6 Tips for Negotiating More College Financial Aid


Bad news:  College can be expensive.  Good news: before dismissing a college because of price, there’s something to try: Ask for more money.

If your decision on which college your child attends depends on financial aid packages and-or scholarships, make sure you’re absolutely certain of your options. When financial aid packages aren’t sufficient to cover costs, you can appeal.

TIP FOR PARENTS OF JUNIORS: Financial aid packages are usually determined by the FAFSA (Free Application for Federal Student Aid), a document which can be filed as early as October 1 of a student’s senior year.  The sooner the FAFSA gets submitted, the sooner colleges will send out financial aid award letters. Getting your FAFSA in early increases the time you have to ask for more financial aid before the May 1st national deadline for tuition deposits. By acting fast, you can maximize your chances of success.


1. Ask for a specific amount of money 

Give the college’s financial aid office the specific and reasonable number which will make the difference in your child enrolling at their school over another.  This way the financial aid committee can better understand your needs.

Before submitting a number for need-based aid, do the math. Determine the net cost for each school on your list — the total price of attendance (including tuition, room and board, books, food, transportation) minus scholarships and grants. Then calculate what your family can contribute and compare it with each financial aid award letter received. Request the amount of money which will close the gap.

Keep in mind, colleges can’t give more money to every accepted student; however, sometimes an appeal can provide a few thousand more dollars for that year.

2. Determine which financial aid appeal to make

Appeals are usually either need-based or merit-based. Need-based considers special financial circumstances not included on your already submitted FAFSA. This can include unforeseen medical bills, the loss of a parent’s job, extra expenses for elderly parent care, divorce, and more.

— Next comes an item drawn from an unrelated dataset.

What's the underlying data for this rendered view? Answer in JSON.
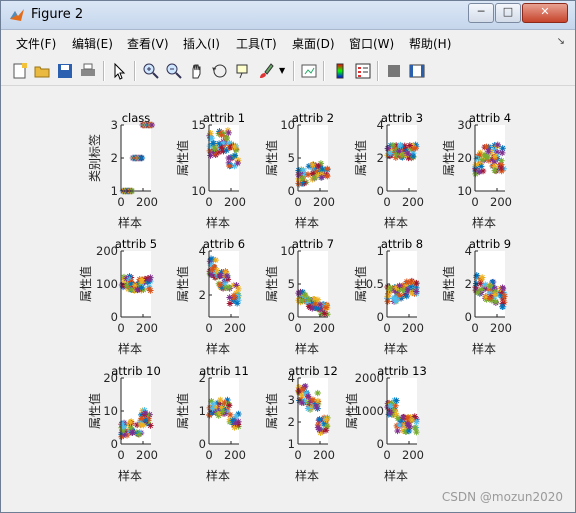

Incurring costs from a natural disaster can also qualify a family for further need-based financial aid. Merit-based appeals have greater chances of working if a student’s academic record (i.e. their grades and-or test scores) has dramatically improved since their application was submitted. Alternatively, if your student has won a major competition, or otherwise achieved or accomplished something, they should let the school know.

3. Leverage other offers

Schools compete for the best students. Make a merit-based appeal if a similar school offers your student more in merit scholarships or grants. In this case, a student should write to their top choice college and use the better award as leverage to ask for additional money. In their appeal, students must tell their top choice school they’ll enroll if the school can match the offer from their competitor.

Leveraging other offers can even work with Ivy league schools. Ivies do not offer merit scholarships, yet some may try to match more favorable need-based financial aid packages from others of their kind.

4. Write an excellent cover letter

Look on a college’s website for its appeals protocol. If you can’t find this information, call the school to inquire about procedures. Most schools require a form to be filled out and sent along with documentation.  Students also need to write a cover letter which compellingly lays out their argument.  The cover letter should come from your student.

Do not make an in-person appeal at the financial aid office. This tactic won’t get your child more financial aid. The people in the financial aid office don’t make the final decisions, and an appeal takes time to work its way through the system.

5. Provide evidence for everything

Students must provide as much detailed information as they can to support their appeal. For need-based aid appeals, provide facts and numbers that explain the family’s current financial situation. Add supporting documentation to justify any claims of hardship. This includes things like receipts, medical bills, official termination letters, and bank statements.

When negotiating for additional merit-based aid, attach copies of award letters from competing schools, so your target colleges can see how much is needed to close the gap. Also include proof of improved test scores and grades, and any additional letters of recommendation. All of this can make your student a more attractive candidate.

6.  Cement your commitment

Students should communicate with their top choice college. In their cover letter, they should say with a little bit of extra aid they’ll definitely and excitedly enroll. Also in the letter, students should thank the school for the package they’ve put together.

After a week or two, make a follow-up phone call or an appointment for an in-person visit. Confirm that your appeal was received, ask for an update, and see if the school needs anything else. Typically, colleges try to respond to an appeal before the May 1 enrollment deposit deadline.

Students can apply for and negotiate for more financial aid every year — sometimes what doesn’t work one year may work the next.

College advisors at International College Counselors can help you decide which college is right for your student, including by helping you understand the different financial aid options. Contact International College Counselors at http://www.internationalcollegecounselors.com or 954 414-9986.